• [Dataset extract]
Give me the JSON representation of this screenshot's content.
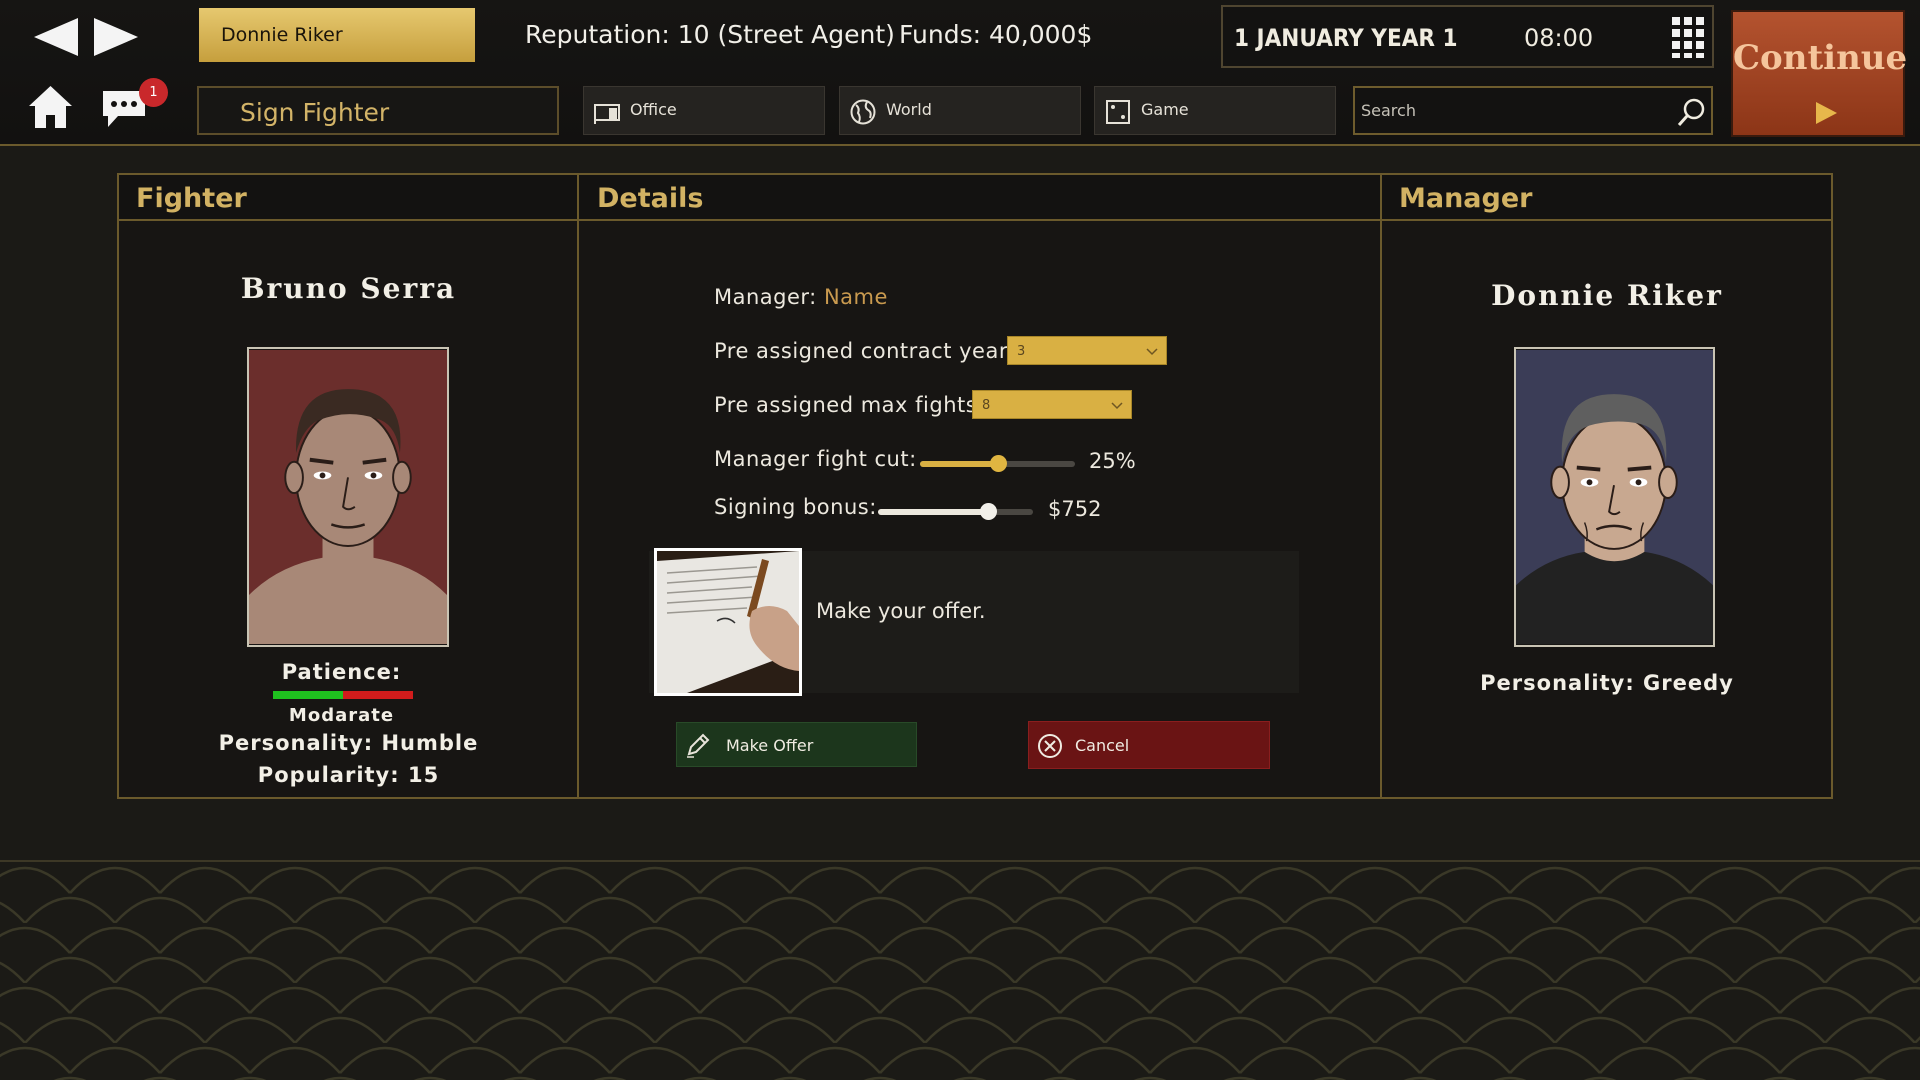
{
  "topbar": {
    "agent_name": "Donnie Riker",
    "reputation": "Reputation: 10 (Street Agent)",
    "funds": "Funds: 40,000$",
    "date": "1 JANUARY YEAR 1",
    "time": "08:00",
    "continue_label": "Continue",
    "page_title": "Sign Fighter",
    "chat_badge_count": "1",
    "menu": {
      "office": "Office",
      "world": "World",
      "game": "Game"
    },
    "search_placeholder": "Search"
  },
  "columns": {
    "fighter": "Fighter",
    "details": "Details",
    "manager": "Manager"
  },
  "fighter": {
    "name": "Bruno Serra",
    "patience_label": "Patience:",
    "patience_level": 0.5,
    "patience_value": "Modarate",
    "personality": "Personality: Humble",
    "popularity": "Popularity: 15"
  },
  "details": {
    "manager_label": "Manager:",
    "manager_name": "Name",
    "contract_years_label": "Pre assigned contract years:",
    "contract_years_value": "3",
    "max_fights_label": "Pre assigned max fights:",
    "max_fights_value": "8",
    "fight_cut_label": "Manager fight cut:",
    "fight_cut_value": "25%",
    "fight_cut_level": 0.5,
    "signing_bonus_label": "Signing bonus:",
    "signing_bonus_value": "$752",
    "signing_bonus_level": 0.71,
    "offer_prompt": "Make your offer.",
    "make_offer_label": "Make Offer",
    "cancel_label": "Cancel"
  },
  "manager": {
    "name": "Donnie Riker",
    "personality": "Personality: Greedy"
  },
  "colors": {
    "gold_accent": "#d2b263",
    "select_gold": "#d9b043",
    "continue_orange": "#a7481f",
    "make_offer_green": "#1c361c",
    "cancel_red": "#6a1414",
    "patience_green": "#1fc21f",
    "patience_red": "#d11c1c"
  }
}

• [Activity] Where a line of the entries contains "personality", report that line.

• [Solution]
    "personality": "Personality: Humble",
    "personality": "Personality: Greedy"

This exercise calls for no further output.